Human papillomavirus (HPV) is the most common sexually transmitted infection in the United States, with an estimated 79 million Americans currently infected. While most HPV infections do not cause any symptoms, some can lead to genital warts, abnormal cervical cells, and even cancer. That’s why knowing the signs and symptoms of HPV and getting tested regularly is so important. In this article, we’ll cover everything you need to know about HPV, from common signs and symptoms to testing methods and risk factors.
10 Signs and Symptoms That May Indicate You Have HPV
The most common signs and symptoms of HPV infections include:

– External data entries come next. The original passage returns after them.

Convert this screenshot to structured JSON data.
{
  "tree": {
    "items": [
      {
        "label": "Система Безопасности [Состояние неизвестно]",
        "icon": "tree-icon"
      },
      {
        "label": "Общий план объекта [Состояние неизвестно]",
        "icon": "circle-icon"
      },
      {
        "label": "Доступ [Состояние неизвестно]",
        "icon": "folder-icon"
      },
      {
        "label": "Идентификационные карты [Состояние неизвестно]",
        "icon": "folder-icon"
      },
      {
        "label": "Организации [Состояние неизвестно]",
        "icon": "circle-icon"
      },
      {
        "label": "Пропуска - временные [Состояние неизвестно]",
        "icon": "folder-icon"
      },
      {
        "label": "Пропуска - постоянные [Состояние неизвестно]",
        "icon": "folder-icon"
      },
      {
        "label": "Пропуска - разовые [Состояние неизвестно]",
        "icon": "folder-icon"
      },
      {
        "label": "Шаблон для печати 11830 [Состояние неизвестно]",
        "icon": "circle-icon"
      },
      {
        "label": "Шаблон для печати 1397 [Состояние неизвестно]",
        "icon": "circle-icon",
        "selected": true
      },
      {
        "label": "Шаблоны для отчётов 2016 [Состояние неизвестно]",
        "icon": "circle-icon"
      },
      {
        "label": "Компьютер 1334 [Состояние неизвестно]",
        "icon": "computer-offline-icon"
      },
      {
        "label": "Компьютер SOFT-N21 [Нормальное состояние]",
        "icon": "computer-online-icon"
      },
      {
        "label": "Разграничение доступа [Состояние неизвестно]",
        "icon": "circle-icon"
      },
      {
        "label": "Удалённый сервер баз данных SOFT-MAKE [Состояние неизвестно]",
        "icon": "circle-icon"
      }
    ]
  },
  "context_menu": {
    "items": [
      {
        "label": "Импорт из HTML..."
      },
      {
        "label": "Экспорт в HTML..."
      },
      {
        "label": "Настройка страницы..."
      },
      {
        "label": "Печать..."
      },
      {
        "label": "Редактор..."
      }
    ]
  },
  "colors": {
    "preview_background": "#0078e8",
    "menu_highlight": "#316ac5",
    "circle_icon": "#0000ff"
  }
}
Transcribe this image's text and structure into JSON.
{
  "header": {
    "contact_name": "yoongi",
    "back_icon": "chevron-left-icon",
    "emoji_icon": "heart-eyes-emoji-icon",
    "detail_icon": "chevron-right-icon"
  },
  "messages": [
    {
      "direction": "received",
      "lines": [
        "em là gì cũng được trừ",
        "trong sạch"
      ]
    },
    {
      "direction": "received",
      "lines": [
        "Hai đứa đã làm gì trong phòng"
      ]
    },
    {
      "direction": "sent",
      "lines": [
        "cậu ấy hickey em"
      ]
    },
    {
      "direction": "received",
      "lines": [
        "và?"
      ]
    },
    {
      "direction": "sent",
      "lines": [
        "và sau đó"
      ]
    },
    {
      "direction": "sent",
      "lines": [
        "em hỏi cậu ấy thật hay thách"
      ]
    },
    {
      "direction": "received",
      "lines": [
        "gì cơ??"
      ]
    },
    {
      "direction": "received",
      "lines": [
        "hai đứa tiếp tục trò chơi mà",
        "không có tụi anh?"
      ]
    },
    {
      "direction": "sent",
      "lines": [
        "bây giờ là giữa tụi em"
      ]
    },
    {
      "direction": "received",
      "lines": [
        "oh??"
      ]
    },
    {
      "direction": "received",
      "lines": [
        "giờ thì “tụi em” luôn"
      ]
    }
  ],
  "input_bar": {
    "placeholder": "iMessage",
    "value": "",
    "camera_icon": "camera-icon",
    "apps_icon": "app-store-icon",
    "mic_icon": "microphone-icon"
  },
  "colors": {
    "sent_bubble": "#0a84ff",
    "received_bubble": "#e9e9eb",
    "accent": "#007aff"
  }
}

1. Genital warts
Genital warts are a common symptom of HPV infections. They typically appear as small, flesh-colored bumps on or around the genitals or anus. While they can be itchy and uncomfortable, they are usually not painful.
2. Abnormal cervical cells
HPV infections can also cause abnormal cervical cells, which can be detected through a Pap smear. Abnormal cervical cells do not always indicate cancer, but they can be a sign of HPV infection.
3. Pain or discomfort during sex
Some people with HPV infections may experience pain or discomfort during sex, especially if they have genital warts or other symptoms.
4. Unusual discharge or bleeding
Unusual vaginal or anal discharge or bleeding can sometimes be a sign of HPV infection, particularly if it is accompanied by other symptoms.
It’s important to note that many people with HPV infections do not experience any symptoms at all. In fact, most HPV infections clear up on their own within two years without causing any health problems. That’s why regular testing is important, even if you do not have any symptoms.
Understanding HPV: How to Identify the Infection and Seek Treatment
HPV is a viral infection that is spread through sexual contact. It can affect both men and women and is most commonly transmitted through vaginal, anal, or oral sex. While condoms can help reduce the risk of HPV transmission, they are not foolproof.
There are several ways to detect HPV:
Pap smear testing
Pap smears are a routine part of gynecological exams and are used to detect abnormal cervical cells. Women should start getting regular Pap smears at age 21, or earlier if they are sexually active.
HPV DNA testing
HPV DNA testing can be done in conjunction with a Pap smear or on its own. It is typically recommended for women over 30 or for those who have had abnormal Pap smear results in the past.
It’s important to note that there is no cure for HPV, but there are treatments available for the symptoms it causes. In some cases, the virus may go away on its own without any treatment.
HPV Testing: What You Need to Know to Determine if You Have the Virus
Getting tested for HPV is a critical part of preventive care. Here’s what you need to know about HPV testing:
Who should get tested
Women should start getting regular Pap smears at age 21, or earlier if they are sexually active. Women over 30 may also be advised to get HPV DNA testing.
Men can also be tested for HPV, but there is currently no routine testing available for them.
How often testing should occur
The frequency of testing depends on your age and risk factors. Women should get Pap smears every three years starting at age 21. Women over 30 may also be advised to get HPV DNA testing every five years.
What the testing process entails
Pap smears and HPV DNA testing are both simple procedures that can be done during a routine gynecological exam. During a Pap smear, a healthcare provider will take a sample of cells from the cervix using a special tool. HPV DNA testing involves testing the same sample of cells for the presence of HPV.
It’s important to follow through with HPV testing if your healthcare provider recommends it. Testing can detect HPV early, which can help prevent more serious health problems from developing.
The Importance of Regular Gynecological Exams for Detecting HPV
Regular gynecological exams are crucial for maintaining good reproductive health and detecting potential health problems like HPV. During a gynecological exam, a healthcare provider will perform a pelvic exam to check for any abnormalities or signs of infection.
If you are sexually active, it is important to get regular gynecological exams to monitor your reproductive health and detect any potential problems early. Your healthcare provider can also discuss HPV vaccination options with you.
Uncovering the Mystery of HPV: The Top Indicators You Shouldn’t Ignore
To summarize, here are the top indicators of HPV that people should not ignore:
– Genital warts
– Abnormal cervical cells
– Pain or discomfort during sex
– Unusual discharge or bleeding
If you are experiencing any of these symptoms, or if you are due for regular Pap smear or HPV testing, it is important to talk to your healthcare provider.
From Warts to Cancer: The Risks and Dangers of HPV and How to Spot Them.
While most HPV infections do not cause any health problems, some can lead to more serious complications, including:
– Genital warts
– Abnormal cervical cells
– Cervical, vaginal, or anal cancer
– Cancer of the head and neck
It is important to be aware of the signs of these more serious complications and to seek medical attention if you notice anything unusual.
Knowing the signs and symptoms of HPV, getting regular gynecological exams and HPV testing, and seeking medical attention if any concerns arise are all crucial steps for maintaining good reproductive health. By being proactive about preventive care, you can reduce your risk of developing more serious health problems related to HPV. Talk openly with your healthcare provider about HPV and other reproductive health concerns to ensure you are getting the care you need.